(Website and app data records)
=== Begin Enclosure ===
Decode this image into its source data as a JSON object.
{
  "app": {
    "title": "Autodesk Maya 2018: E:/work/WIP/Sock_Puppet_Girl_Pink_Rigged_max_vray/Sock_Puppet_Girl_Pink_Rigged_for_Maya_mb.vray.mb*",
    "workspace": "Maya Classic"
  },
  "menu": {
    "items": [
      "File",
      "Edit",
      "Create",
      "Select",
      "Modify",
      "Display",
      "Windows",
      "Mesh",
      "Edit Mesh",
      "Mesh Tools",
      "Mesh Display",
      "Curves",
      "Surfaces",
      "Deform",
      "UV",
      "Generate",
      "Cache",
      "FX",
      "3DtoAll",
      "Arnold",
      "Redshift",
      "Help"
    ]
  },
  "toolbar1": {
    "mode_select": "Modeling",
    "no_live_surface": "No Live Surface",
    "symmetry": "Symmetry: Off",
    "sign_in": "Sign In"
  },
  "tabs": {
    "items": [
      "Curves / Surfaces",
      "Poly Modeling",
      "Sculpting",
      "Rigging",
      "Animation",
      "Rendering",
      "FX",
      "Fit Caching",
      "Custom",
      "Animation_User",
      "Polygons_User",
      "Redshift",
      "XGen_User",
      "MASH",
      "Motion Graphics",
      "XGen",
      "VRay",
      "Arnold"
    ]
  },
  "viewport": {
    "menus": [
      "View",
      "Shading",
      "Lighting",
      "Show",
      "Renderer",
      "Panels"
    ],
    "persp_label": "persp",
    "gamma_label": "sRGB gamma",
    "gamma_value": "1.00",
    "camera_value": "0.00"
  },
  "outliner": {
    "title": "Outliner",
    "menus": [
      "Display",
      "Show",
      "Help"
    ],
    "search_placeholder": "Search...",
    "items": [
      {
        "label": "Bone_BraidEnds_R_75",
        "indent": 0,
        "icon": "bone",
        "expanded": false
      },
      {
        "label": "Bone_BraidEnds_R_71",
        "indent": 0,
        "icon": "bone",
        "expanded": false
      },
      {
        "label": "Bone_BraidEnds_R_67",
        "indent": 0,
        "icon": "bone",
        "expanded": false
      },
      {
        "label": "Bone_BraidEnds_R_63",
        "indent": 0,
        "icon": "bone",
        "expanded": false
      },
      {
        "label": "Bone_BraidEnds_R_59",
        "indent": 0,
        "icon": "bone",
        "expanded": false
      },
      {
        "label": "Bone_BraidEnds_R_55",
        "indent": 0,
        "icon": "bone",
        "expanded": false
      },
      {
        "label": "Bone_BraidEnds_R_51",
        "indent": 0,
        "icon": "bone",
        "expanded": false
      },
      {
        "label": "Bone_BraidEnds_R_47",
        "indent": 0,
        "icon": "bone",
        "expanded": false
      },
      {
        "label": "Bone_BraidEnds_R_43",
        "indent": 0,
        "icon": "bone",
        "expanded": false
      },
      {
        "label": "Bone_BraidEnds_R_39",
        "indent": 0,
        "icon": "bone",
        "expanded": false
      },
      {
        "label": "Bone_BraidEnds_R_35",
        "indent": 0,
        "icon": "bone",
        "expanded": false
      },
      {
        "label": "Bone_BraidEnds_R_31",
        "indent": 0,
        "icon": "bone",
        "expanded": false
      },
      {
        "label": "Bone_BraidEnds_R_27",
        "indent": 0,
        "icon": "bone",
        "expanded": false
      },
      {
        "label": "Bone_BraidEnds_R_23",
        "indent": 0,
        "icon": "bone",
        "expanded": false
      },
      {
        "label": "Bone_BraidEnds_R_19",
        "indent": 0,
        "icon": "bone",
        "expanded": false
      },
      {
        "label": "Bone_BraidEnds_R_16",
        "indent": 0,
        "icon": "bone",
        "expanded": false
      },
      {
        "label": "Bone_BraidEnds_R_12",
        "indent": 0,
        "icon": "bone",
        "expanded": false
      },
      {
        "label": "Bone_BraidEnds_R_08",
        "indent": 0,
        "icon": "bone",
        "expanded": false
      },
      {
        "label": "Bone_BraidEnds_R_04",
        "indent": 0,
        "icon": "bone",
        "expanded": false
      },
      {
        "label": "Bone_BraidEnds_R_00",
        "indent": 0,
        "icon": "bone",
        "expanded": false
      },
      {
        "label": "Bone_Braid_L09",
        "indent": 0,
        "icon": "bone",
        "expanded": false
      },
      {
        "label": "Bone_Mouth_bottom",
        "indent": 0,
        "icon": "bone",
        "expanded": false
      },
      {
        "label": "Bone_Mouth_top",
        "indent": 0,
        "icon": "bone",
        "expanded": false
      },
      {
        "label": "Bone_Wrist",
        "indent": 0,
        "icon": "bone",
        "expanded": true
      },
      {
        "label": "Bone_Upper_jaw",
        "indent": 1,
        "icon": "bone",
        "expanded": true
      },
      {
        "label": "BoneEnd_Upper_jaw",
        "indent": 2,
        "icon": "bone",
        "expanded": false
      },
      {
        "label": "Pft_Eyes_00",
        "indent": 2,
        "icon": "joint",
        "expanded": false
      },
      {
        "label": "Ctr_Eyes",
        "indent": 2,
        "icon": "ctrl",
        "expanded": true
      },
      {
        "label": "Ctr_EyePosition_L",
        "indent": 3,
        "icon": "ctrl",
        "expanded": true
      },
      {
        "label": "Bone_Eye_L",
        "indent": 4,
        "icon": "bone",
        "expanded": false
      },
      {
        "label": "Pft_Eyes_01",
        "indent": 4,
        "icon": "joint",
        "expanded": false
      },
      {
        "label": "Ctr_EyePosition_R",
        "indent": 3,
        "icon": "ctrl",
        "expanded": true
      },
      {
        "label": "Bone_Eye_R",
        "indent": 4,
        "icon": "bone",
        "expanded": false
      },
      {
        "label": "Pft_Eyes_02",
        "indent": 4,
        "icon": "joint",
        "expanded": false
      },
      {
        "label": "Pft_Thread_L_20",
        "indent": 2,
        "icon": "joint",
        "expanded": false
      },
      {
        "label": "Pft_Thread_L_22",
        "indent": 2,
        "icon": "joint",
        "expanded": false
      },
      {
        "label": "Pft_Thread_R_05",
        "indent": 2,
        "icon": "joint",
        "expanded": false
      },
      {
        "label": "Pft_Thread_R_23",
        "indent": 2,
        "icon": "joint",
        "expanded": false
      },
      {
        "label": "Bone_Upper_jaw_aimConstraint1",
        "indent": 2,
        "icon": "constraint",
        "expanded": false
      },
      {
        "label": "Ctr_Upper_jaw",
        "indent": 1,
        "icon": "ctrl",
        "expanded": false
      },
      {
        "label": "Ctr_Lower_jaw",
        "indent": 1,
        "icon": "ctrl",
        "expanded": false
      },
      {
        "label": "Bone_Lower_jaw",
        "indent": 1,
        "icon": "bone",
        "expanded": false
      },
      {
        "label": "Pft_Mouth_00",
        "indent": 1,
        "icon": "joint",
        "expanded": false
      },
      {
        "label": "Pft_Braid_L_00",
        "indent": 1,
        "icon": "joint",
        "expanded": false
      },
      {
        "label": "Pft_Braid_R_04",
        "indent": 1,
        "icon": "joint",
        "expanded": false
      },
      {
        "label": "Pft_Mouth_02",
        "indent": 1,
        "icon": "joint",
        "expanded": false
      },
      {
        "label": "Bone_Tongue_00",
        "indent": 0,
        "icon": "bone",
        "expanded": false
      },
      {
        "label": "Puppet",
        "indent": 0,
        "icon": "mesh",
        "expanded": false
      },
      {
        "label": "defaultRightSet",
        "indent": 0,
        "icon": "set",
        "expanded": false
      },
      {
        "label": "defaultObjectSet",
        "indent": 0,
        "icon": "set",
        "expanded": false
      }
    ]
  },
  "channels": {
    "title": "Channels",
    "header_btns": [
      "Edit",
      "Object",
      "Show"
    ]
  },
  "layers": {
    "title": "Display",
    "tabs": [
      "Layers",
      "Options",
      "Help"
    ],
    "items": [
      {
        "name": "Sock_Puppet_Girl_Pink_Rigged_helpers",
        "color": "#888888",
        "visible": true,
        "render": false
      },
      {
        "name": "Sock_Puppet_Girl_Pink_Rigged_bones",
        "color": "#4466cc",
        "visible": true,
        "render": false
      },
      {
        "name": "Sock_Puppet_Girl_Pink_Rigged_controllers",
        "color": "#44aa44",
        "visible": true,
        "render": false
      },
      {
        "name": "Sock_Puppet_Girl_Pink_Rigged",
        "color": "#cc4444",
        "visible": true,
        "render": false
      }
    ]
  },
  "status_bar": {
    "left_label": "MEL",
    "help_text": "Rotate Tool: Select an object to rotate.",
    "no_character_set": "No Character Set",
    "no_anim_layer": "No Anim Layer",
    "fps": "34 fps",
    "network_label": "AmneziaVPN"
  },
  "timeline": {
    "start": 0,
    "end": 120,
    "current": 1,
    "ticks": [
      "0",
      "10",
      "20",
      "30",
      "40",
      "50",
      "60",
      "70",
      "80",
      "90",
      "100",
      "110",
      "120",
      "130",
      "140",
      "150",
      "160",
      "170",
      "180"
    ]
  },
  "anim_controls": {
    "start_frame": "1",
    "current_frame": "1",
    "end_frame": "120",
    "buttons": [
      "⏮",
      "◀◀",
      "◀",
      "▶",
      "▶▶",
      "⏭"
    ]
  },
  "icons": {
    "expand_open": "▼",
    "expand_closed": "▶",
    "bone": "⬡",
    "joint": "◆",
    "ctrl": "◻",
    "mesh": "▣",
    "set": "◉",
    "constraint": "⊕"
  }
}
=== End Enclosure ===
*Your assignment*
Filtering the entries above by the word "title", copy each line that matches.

*Result for this task*
    "title": "Autodesk Maya 2018: E:/work/WIP/Sock_Puppet_Girl_Pink_Rigged_max_vray/Sock_Puppet_Girl_Pink_Rigged_for_Maya_mb.vray.mb*",
    "title": "Outliner",
    "title": "Channels",
    "title": "Display",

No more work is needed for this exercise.